Creating an AWS Lambda and triggering on time

Shaun Wilde
an open diary with a pencil

I often find myself needing to schedule some automation and in the past I have (ab)used services such as Zapier or IFTTT (and other services of similar ilk) to achieve my goals. More recently I needed to do something for work, using the above services wouldn't cut it and I didn't have ready access to an internal cron-like service to do my bidding so I needed another approach.

Though not immediately obvious, well not initially to me at least, you can use an Eventbridge (or CloudWatch events) trigger with a cron expression and use that to kick off your lambda on a particular schedule.

To configure this in your template.yml it would look something like this

Type: AWS::Serverless::Function

Type: AWS::Events::Rule
Description: trigger our scheduled lambda
ScheduleExpression: cron(0 17 ? * SUN *)
- Arn: !GetAtt OperationToBeScheduled.Arn

Type: AWS::Lambda::Permission
FunctionName: !GetAtt OperationToBeScheduled.Arn
Action: lambda:InvokeFunction
SourceArn: !GetAtt OperationToBeScheduledTrigger.Arn

First, you need to create the trigger and configure the ScheduleExpression. Next, you need to grant the trigger the right to invoke your lambda when it fires.

The cron expression is in UTC only so you'll need to do the mental gymnastics to get the trigger to activate according to your timezone and if necessary take daylight savings into account as well.

The best part here is that I can have as many of these as I like and not have to take on any subscriptions with 3rd party services; though now I will probably need to keep more of an eye on my monthly AWS bill.

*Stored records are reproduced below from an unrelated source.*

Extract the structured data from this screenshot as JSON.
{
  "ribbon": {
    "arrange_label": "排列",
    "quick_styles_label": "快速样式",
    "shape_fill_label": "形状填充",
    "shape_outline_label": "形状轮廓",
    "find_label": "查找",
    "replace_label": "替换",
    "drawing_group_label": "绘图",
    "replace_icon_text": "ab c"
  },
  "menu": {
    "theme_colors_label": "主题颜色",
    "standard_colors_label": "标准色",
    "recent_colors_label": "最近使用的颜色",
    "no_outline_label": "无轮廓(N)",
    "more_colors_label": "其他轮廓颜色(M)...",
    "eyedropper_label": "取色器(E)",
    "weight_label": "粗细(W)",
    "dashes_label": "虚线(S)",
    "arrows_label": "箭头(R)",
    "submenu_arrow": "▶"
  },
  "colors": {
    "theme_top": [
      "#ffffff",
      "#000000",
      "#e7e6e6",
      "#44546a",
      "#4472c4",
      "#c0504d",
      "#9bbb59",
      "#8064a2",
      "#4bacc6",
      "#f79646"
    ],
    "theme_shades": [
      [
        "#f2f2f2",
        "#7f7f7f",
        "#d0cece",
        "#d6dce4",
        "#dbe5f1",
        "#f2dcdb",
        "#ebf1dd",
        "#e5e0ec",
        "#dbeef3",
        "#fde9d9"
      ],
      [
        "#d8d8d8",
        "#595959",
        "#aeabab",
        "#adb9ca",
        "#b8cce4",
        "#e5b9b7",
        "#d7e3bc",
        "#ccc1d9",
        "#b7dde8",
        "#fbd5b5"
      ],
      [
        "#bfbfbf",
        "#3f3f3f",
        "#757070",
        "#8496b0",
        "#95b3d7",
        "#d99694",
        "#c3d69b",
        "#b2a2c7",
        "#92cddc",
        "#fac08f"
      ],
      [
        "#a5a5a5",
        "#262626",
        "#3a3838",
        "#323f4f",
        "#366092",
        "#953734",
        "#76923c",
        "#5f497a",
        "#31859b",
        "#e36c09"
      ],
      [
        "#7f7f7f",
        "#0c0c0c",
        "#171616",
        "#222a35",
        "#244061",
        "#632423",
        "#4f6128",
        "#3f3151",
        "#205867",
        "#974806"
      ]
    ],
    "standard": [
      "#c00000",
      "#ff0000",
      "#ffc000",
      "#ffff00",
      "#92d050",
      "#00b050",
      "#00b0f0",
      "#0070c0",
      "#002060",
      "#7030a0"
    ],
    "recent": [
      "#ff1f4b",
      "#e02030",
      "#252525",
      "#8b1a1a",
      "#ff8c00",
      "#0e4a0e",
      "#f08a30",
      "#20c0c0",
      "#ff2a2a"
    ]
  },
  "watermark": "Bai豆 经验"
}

The above snippet is for my future self and I hope you find it useful. Your feedback, as always, is appreciated.